The Disciplinary Review Group, which is comprised of Hull Kingston Rovers Chairman Neil Hudgell, Wakefield Trinity Chairman Michael Carter, Oldham Chairman Chris Hamilton, former Hull FC Football Manager Motu Tony alongside Rugby Football League representatives, was launched in November 2016 to assess the current system and identify its strengths and weaknesses.The system was reviewed against best practise in other sport disciplinary proceedings and involved consultation with stakeholders, including a survey on topics such as Match Review Panel and Operational Rules Tribunal sent to club owners, chief executive officers, coaches, players, members of the media and supporters.Changes approved for 2018 onwards are as follows:Early Guilty Plea replaced by Penalty Notice for cases graded A-C. Match Review Panel to decide grade and consult player’s disciplinary record to ascertain what sanction will be handed down:No record showing two or more offences in last 24 months, including one in last 12 months; and no similar offence (as defined in the Sentencing Guidelines) at Grade C or above in last 24 months = penalty at lower end of range (for example – one match for Grade B)Two or more offences in last 24 months, including at least one in last 12 months; or similar offence at Grade C or above in last 24 months = penalty at higher end of range (for example – two matches for Grade B)Cases graded D-F, or where Match Review Panel deem it appropriate not to issue a Penalty Notice, will automatically be referred directly to the independent Operational Rules TribunalPlayers can challenge a Penalty Notice (A-C) – in which case the matter will be determined by the Operational Rules Tribunal. A refundable deposit of £500 for Super League players and £250 for all other players must be lodged when submitting a challenge. If challenge is successful, the deposit shall be returned. Challenges to a Penalty Notice can only be made on the following grounds:Guilt; orImproper Grading of the Offence by the PanelUnsuccessful challenges will result in a one-match increase in sanction where grounds for challenge considered unreasonable. If player is found not guilty then no sanction will be handed out. A successful grading challenge will lead to a sanction that would have been imposed for the revised Grade.Chair of the Disciplinary Review Group, Neil Hudgell, said: “We are very fortunate to be involved in a sport that regularly reviews its own processes seeking improvement and overall excellence.“It’s well documented that the On Field Disciplinary process has been much maligned, often unfairly, down the years. Working in a collegiate manner with the Governing Body and other stakeholders in the game, we have hopefully delivered a set of proposals that lead to improvements in the quality of decision making, consistency and understanding of the basis for those outcomes.”
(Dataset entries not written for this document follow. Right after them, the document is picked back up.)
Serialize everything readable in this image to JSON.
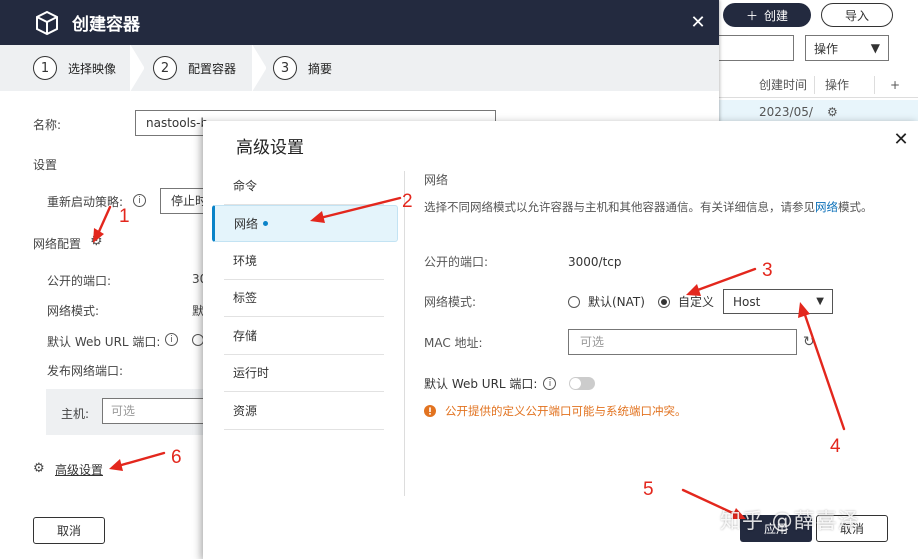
{
  "background_page": {
    "create_button": "创建",
    "import_button": "导入",
    "op_select": "操作",
    "table_headers": [
      "创建时间",
      "操作"
    ],
    "row_time": "2023/05/"
  },
  "create_dialog": {
    "title": "创建容器",
    "steps": [
      {
        "num": "1",
        "label": "选择映像"
      },
      {
        "num": "2",
        "label": "配置容器"
      },
      {
        "num": "3",
        "label": "摘要"
      }
    ],
    "name_label": "名称:",
    "name_value": "nastools-b",
    "settings_label": "设置",
    "restart_label": "重新启动策略:",
    "restart_value": "停止时",
    "network_config_label": "网络配置",
    "public_port_label": "公开的端口:",
    "public_port_value": "30",
    "network_mode_label": "网络模式:",
    "network_mode_value": "默",
    "web_url_label": "默认 Web URL 端口:",
    "publish_port_label": "发布网络端口:",
    "host_label": "主机:",
    "host_placeholder": "可选",
    "advanced_link": "高级设置",
    "cancel_button": "取消"
  },
  "advanced_dialog": {
    "title": "高级设置",
    "nav": [
      {
        "label": "命令",
        "active": false
      },
      {
        "label": "网络",
        "active": true
      },
      {
        "label": "环境",
        "active": false
      },
      {
        "label": "标签",
        "active": false
      },
      {
        "label": "存储",
        "active": false
      },
      {
        "label": "运行时",
        "active": false
      },
      {
        "label": "资源",
        "active": false
      }
    ],
    "section_heading": "网络",
    "description": "选择不同网络模式以允许容器与主机和其他容器通信。有关详细信息，请参见",
    "description_link": "网络",
    "description_suffix": "模式。",
    "public_port_label": "公开的端口:",
    "public_port_value": "3000/tcp",
    "network_mode_label": "网络模式:",
    "mode_default_label": "默认(NAT)",
    "mode_custom_label": "自定义",
    "mode_select_value": "Host",
    "mac_label": "MAC 地址:",
    "mac_placeholder": "可选",
    "web_url_label": "默认 Web URL 端口:",
    "warning_text": "公开提供的定义公开端口可能与系统端口冲突。",
    "apply_button": "应用",
    "cancel_button": "取消"
  },
  "annotations": [
    "1",
    "2",
    "3",
    "4",
    "5",
    "6"
  ],
  "watermark": "知乎 @薛喜泽",
  "colors": {
    "header_bg": "#232a3f",
    "accent": "#0a83c8",
    "annotation": "#e3271d",
    "warning": "#e27320"
  }
}
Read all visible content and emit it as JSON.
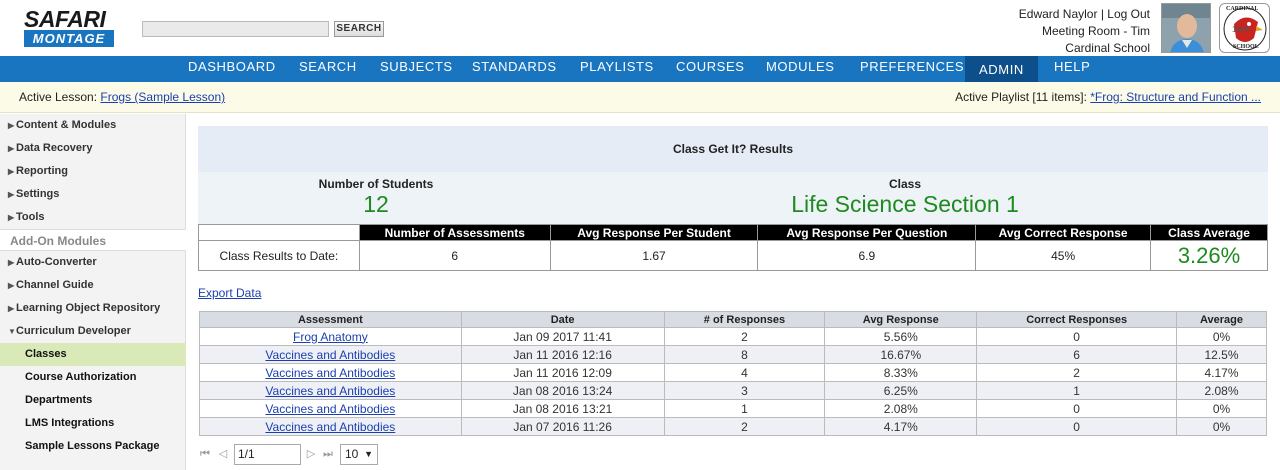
{
  "logo": {
    "top": "SAFARI",
    "bottom": "MONTAGE"
  },
  "search": {
    "placeholder": "",
    "button": "SEARCH"
  },
  "user": {
    "name": "Edward Naylor",
    "separator": "|",
    "logout": "Log Out",
    "room": "Meeting Room - Tim",
    "school": "Cardinal School"
  },
  "school_logo_text": {
    "top": "CARDINAL",
    "bottom": "SCHOOL",
    "year": "1885"
  },
  "nav": [
    "DASHBOARD",
    "SEARCH",
    "SUBJECTS",
    "STANDARDS",
    "PLAYLISTS",
    "COURSES",
    "MODULES",
    "PREFERENCES",
    "ADMIN",
    "HELP"
  ],
  "nav_active": "ADMIN",
  "lesson": {
    "label": "Active Lesson:",
    "link": "Frogs (Sample Lesson)"
  },
  "playlist": {
    "label": "Active Playlist [11 items]:",
    "link": "*Frog: Structure and Function ..."
  },
  "sidebar": {
    "items": [
      "Content & Modules",
      "Data Recovery",
      "Reporting",
      "Settings",
      "Tools"
    ],
    "section": "Add-On Modules",
    "addons": [
      "Auto-Converter",
      "Channel Guide",
      "Learning Object Repository",
      "Curriculum Developer"
    ],
    "subitems": [
      "Classes",
      "Course Authorization",
      "Departments",
      "LMS Integrations",
      "Sample Lessons Package"
    ]
  },
  "panel": {
    "title": "Class Get It? Results"
  },
  "summary": {
    "students_label": "Number of Students",
    "students_value": "12",
    "class_label": "Class",
    "class_value": "Life Science Section 1"
  },
  "results": {
    "headers": [
      "",
      "Number of Assessments",
      "Avg Response Per Student",
      "Avg Response Per Question",
      "Avg Correct Response",
      "Class Average"
    ],
    "row": [
      "Class Results to Date:",
      "6",
      "1.67",
      "6.9",
      "45%",
      "3.26%"
    ]
  },
  "export": "Export Data",
  "table": {
    "headers": [
      "Assessment",
      "Date",
      "# of Responses",
      "Avg Response",
      "Correct Responses",
      "Average"
    ],
    "rows": [
      [
        "Frog Anatomy",
        "Jan 09 2017 11:41",
        "2",
        "5.56%",
        "0",
        "0%"
      ],
      [
        "Vaccines and Antibodies",
        "Jan 11 2016 12:16",
        "8",
        "16.67%",
        "6",
        "12.5%"
      ],
      [
        "Vaccines and Antibodies",
        "Jan 11 2016 12:09",
        "4",
        "8.33%",
        "2",
        "4.17%"
      ],
      [
        "Vaccines and Antibodies",
        "Jan 08 2016 13:24",
        "3",
        "6.25%",
        "1",
        "2.08%"
      ],
      [
        "Vaccines and Antibodies",
        "Jan 08 2016 13:21",
        "1",
        "2.08%",
        "0",
        "0%"
      ],
      [
        "Vaccines and Antibodies",
        "Jan 07 2016 11:26",
        "2",
        "4.17%",
        "0",
        "0%"
      ]
    ]
  },
  "pager": {
    "page": "1/1",
    "per_page": "10"
  },
  "colors": {
    "brand_blue": "#1a75c0",
    "nav_active": "#0d4f8a",
    "highlight_green": "#1f8a1f",
    "link": "#1a3fb0"
  }
}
Story updated 02/02/19The Saints were rewarded for an impressive 36-0 win against local rivals Wigan Warriors in the quarter finals with another home tie in the last four, against holders Leeds Rhinos.The Rhinos underlined their determination to retain the trophy with an emphatic 74-0 win against Warrington Wolves of the Women’s Rugby League Championship.Castleford Tigers, who are having an outstanding season at the top of the Women’s Super League and attracted a record crowd of 1,492 for their 48-8 Challenge Cup quarter final victory over Bradford Bulls, have been drawn away at local rivals Wakefield Trinity.Both semi finals will be played on Sunday July 7, with one of them shown live on the RFL’s Our League platforms, with the winners earning places in the Coral Women’s Challenge Cup Final at the University of Bolton Stadium on Saturday July 27 – which will kick off a triple header also including the men’s Coral Challenge Cup semi finals (Hull FC v Warrington Wolves, and Halifax v St Helens).The semi final draw was conducted live on BBC Radio Leeds by two trailblazers in the development of the women’s game over the last two decades – Featherstone Rovers Ladies captain Andrea Dobson, who recently announced her retirement from representative rugby, and former referee Julia Lee.Coral Women’s Challenge Cup semi finalsSt Helens v Leeds Rhinos – Sunday 7th July, 12:30pm kick off.Wakefield Trinity v Castleford TigersTicket Prices:£3 for adults£1 juniors/concessionsFREE for members with a valid season ticket card.